Reflections to start the week
Monday, December 2, 2013
What do you expect?
Advent has arrived. Since Advent means arrival, editors might accuse me of redundancy, which wouldn’t be the first time that has happened to a preacher. But it’s here, a season of expectation, posing this question: How do our expectations of the future affect the way we live in the present? As we make our way, day by day, through this season, we’re invited to slow down, to be quiet, to savor holy anticipation, to live life expecting God to do something. And to do so patiently, a growth opportunity for many of us who want patience and want it now.
Whether we join Mary and Joseph in expectation of the arrival of the Christ child or whether we join the great communion of saints across the ages who say that Christ will come again, we live our faith based on promise. We live in hope. As C.S.Lewis said: “If you read history, you will find that the Christians who did the most for the present world were just those who thought most of the next.”
The work with which I’m involved these days focuses on expectation, the expectation of spiritual growth in each of our lives, which leads to spiritual growth in our faith communities. It has brought a number of provocative exchanges. In one church, the conversation centered on how we move from here to there in the spiritual journey, how the church helps us do that, in fact, how that is part of what it means to be church, to grow and change and be transformed. One Episcopalian, in the spirit of full disclosure in the course of this work, said to her rector: “I don’t really expect anything to happen to me when I come to church.” I was grateful for the candor. She gave voice to what I often feel. I’m not always interested in change or growth or transformation. I’m not always prepared for it. I’m not always expecting it.
Advent tells us to live expectantly, to navigate the present moment guided by a sense of promise and hope in what God will do in days ahead. One of my favorite Advent hymns (and that’s a tough call because Advent hymns are simply the best) is printed below. It calls us to be on the lookout for the long-expected Jesus. Here’s what we might expect from that arrival. We can expect to be set free. To be released from fear and sins. To be consoled. To know hope. To experience deliverance. Ultimately, to be raised. Not a bad set of expectations.
Carry this hymn with you for the season of Advent. If you want an Advent discipline, memorize the text. If the spirit moves and the opportunity arises, gather around a piano and sing it with those in your household. Expect God to act in your life in this holy season. Watch for ways that will happen. Take a moment and jot notes about what you might expect God to do in your life, in our world. Or at least note what you would like God to do in your life, in our world. Make those notes a prayer.
And know that as we live in expectation of what God will do, there’s also an expectation that we will live into the new life God has for us. Said another way, there’s certainly an expectation about what God will do. But maybe this is also a season to think about what is expected of us, as well, part of the call to be disciples of the long-expected Jesus.

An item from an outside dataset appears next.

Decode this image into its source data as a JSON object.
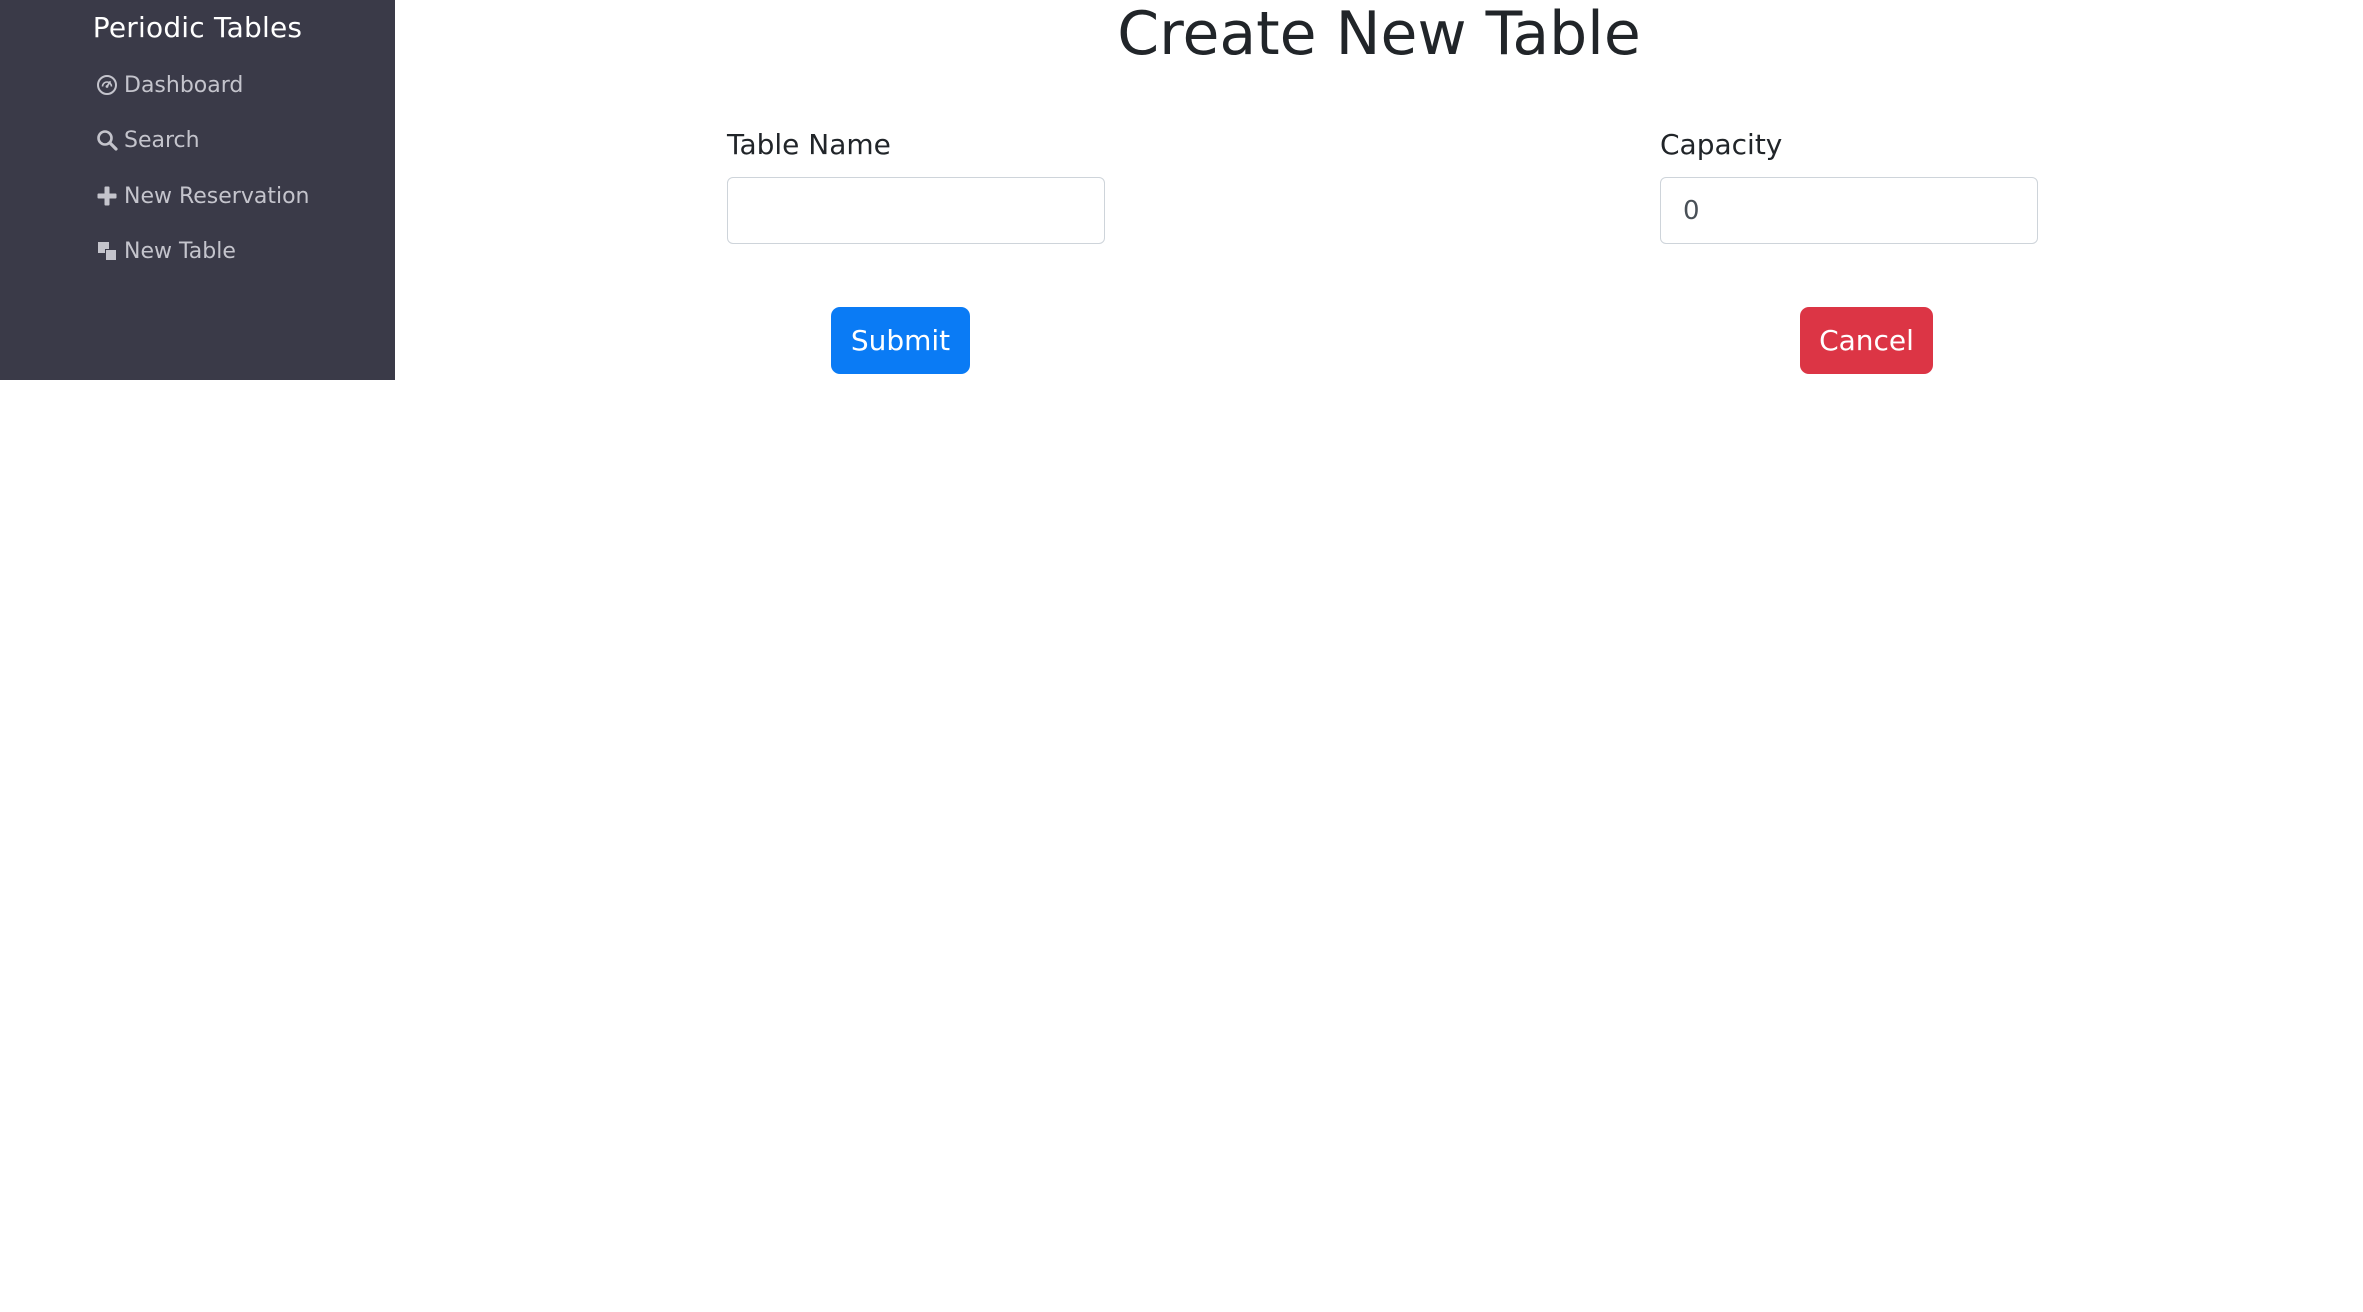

What do you expect this Advent? What might be expected of you, and me?
|Come, Thou Long Expected Jesus
Come thou long expected Jesus, born to set thy people free. From our fears and sins release us. Let us find our rest in thee.
Israel’s strength and consolation, hope of all the earth thou art. Dear desire of every nation, joy of every longing heart.
Born thy people to deliver, born a child and yet a king, born to reign in us forever, now thy gracious kingdom bring.
By thine own eternal Spirit, rule in all our hearts alone. By thine own sufficient merit, raise us to thy glorious throne.
Rev. Jay Sidebotham
RenewalWorks is a ministry of Forward Movement.